Carl Schreck, Atmospheric Scientist, North Carolina Institute for Climate Studies, NCSU

Carl Schreck, Atmospheric Scientist, North Carolina Institute for Climate Studies, NCSU

Please include details about your educational background and what sparked your interest in atmospheric or related sciences.

I grew up in Raleigh, NC, and I vividly remember Hurricane Fran hitting our town, knocking out power, and closing schools for a week. The power of that storm inspired me to learn more about them.

I went to NCSU in my hometown for undergraduate and majored in Meteorology with minors in Math, Computer Programming, and Music Performance. I was lucky enough to participate in a couple of REU programs and learned how much I loved research. So I went to UAlbany for graduate school where I got my Masters and Ph.D. in Atmospheric Science.

What was your first job in the field and how did you end up in the job you are in now?

My first job was a postdoc with NCICS/NCSU, the group I still work with today. During graduate school, I worked hard to share my code, data, and anything else with the field. That led to collaborations that built my network and helped me land the postdoc position.

What opportunities did you pursue that you knew would be beneficial to securing a job in the profession?  

I participated in two REU (Research Experiences for Undergraduates) programs. The first was the summer between my sophomore and junior years, which is earlier than most people try them. Then the second was between my junior and senior years and continued through my final year. These experiences gave me invaluable experience with research and helped me confirm my career path. They also led to my first publication!

What other courses/skills beyond the required math and science courses do you think would be the most helpful to individuals wanting a career in your profession?
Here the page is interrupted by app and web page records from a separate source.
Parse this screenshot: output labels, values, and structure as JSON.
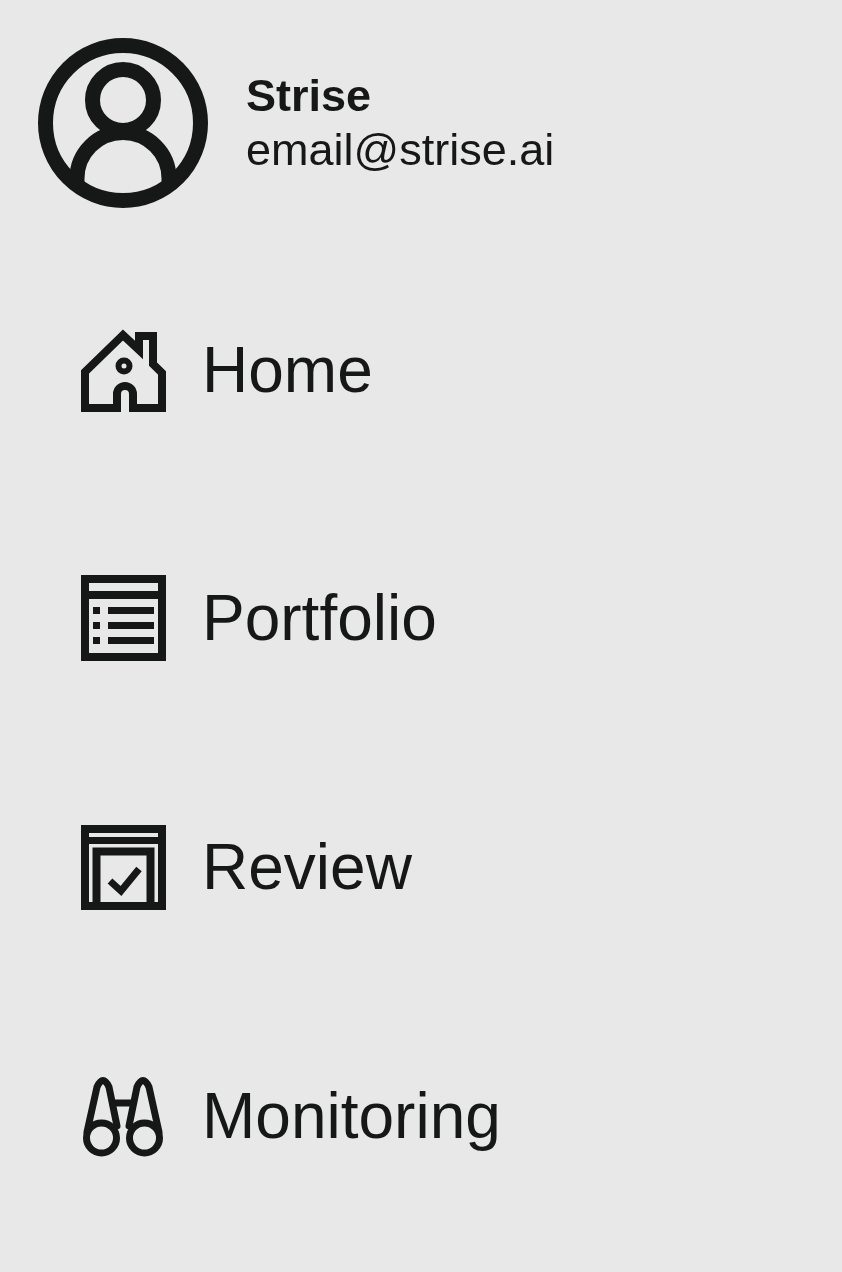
{
  "user": {
    "name": "Strise",
    "email": "email@strise.ai"
  },
  "nav": {
    "items": [
      {
        "label": "Home"
      },
      {
        "label": "Portfolio"
      },
      {
        "label": "Review"
      },
      {
        "label": "Monitoring"
      }
    ]
  }
}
I am very grateful that I minored in math and computer programming. Each only required a few courses beyond those that were required. If I were to do it over again, the only thing I would change is possibly double-majoring in one or the other.

Applied math and computer programming are such fundamental tools, not only in our field but throughout STEM. Having those in your toolbox makes everything easier, not to mention being more marketable.
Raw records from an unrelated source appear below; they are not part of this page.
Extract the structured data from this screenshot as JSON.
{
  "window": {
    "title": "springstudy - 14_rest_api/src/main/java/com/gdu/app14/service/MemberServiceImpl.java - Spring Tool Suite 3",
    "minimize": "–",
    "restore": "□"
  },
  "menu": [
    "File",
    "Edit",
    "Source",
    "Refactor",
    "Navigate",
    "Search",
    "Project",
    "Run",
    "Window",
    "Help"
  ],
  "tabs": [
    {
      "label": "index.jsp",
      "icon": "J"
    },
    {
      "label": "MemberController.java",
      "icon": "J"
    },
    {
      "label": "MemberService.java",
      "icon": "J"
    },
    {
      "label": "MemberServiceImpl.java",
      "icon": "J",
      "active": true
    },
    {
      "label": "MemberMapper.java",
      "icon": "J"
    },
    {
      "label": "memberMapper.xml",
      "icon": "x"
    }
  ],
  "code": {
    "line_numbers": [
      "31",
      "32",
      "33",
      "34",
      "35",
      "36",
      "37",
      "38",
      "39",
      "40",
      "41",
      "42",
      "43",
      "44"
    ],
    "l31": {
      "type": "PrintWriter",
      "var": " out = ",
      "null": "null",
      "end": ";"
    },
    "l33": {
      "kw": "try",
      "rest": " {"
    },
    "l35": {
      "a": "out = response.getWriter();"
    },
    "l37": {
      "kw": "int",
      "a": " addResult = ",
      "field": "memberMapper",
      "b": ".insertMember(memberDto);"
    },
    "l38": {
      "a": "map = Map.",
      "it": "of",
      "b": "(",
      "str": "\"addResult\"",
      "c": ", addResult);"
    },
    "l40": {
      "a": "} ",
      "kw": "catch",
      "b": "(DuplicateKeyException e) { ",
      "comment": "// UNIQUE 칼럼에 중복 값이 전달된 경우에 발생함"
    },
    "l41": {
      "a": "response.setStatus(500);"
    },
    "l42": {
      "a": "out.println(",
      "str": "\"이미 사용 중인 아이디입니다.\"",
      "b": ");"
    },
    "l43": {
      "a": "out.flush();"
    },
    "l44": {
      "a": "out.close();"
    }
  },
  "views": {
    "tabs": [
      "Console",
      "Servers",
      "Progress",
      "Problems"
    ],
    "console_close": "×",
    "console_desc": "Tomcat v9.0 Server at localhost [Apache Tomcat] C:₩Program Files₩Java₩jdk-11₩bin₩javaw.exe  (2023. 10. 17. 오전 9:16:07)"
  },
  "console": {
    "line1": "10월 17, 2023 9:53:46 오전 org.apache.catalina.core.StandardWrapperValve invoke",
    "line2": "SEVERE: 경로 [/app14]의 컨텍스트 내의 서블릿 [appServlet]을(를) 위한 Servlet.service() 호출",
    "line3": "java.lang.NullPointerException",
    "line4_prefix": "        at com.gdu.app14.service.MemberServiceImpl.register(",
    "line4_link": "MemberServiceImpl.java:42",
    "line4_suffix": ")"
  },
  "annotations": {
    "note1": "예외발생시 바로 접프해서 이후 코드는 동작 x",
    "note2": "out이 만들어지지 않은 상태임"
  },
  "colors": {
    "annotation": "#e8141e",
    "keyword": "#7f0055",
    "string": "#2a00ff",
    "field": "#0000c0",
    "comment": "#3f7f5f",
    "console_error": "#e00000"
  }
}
Computer programming is also very much an artform. It makes a huge difference to know the "right" way to program and document your programs—both for your own debugging but even more for being able to share it later.
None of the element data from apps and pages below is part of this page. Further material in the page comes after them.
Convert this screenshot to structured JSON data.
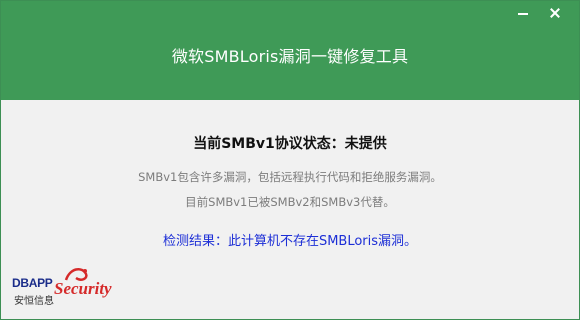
{
  "window": {
    "title": "微软SMBLoris漏洞一键修复工具",
    "header_color": "#3f9a57",
    "buttons": {
      "minimize_icon": "minimize-icon",
      "close_icon": "close-icon"
    }
  },
  "content": {
    "status_text": "当前SMBv1协议状态：未提供",
    "description_line1": "SMBv1包含许多漏洞，包括远程执行代码和拒绝服务漏洞。",
    "description_line2": "目前SMBv1已被SMBv2和SMBv3代替。",
    "result_text": "检测结果：此计算机不存在SMBLoris漏洞。",
    "result_color": "#1c2ed6"
  },
  "logo": {
    "brand_en_part1": "DBAPP",
    "brand_en_part2": "Security",
    "brand_cn": "安恒信息",
    "brand_red": "#d52a2a",
    "brand_blue": "#1b2d8a"
  }
}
What is your typical day on the job like?

Mostly either writing or programming. It takes a lot of time to keep working on manuscripts but also other reports. I also spend a lot of time reading and editing work from my collaborators. I try to make time to read papers too, but that's the hardest thing to keep up with.

What do you like most about your job? What is the most challenging thing about your job?

I really enjoy programming. It can be frustrating at times, but it's amazing feeling when I finally solve a problem. I also love that I get to work on something that has real world applications. I'm always trying to find ways to collaborate with people in the private sector and in operational forecasting.

The biggest challenge is time management. Every project seems fun and interesting, but there just isn't enough time to do them all.

Does your job allow for a good work/life balance? If not, why?

Yes. Working in a government allows for a more normal 40-hour work week than you might find in a regular academic position. I'm also very lucky that our supervisors have embraced teleworking and are understanding when things come up and I have to flex my schedule.

Like many people, I went into college planning to go into the weather or broadcasting. It didn't take me long to realize the hours that those industries have to keep, which I expect would be a lot harder on that work/life balance.

Over the course of your career what is the most exciting thing that has happened to you?    

Getting my first grant funded. It's always a joy when a paper is accepted too, but a grant means that someone else thinks that you and your idea are worth spending money on. It's a huge validation of all the hard work.

Is there anything you wish you had done differently in your career?

A postdoc can be a chance to try something completely different, both in terms of field and also lifestyle/location. I went with a fairly safe option by going somewhere close to where I grew up and in a position that allowed me to build directly from my PhD research.

I can't complain because it led to my current job and lifestyle, both of which I love. But it does feel like a missed opportunity.

What are some ‘must haves’’ on a resume if a person wants to gain employment in your field?

Strong computer programming skills is first and foremost. A close second would be anything that can demonstrate strong written communication skills.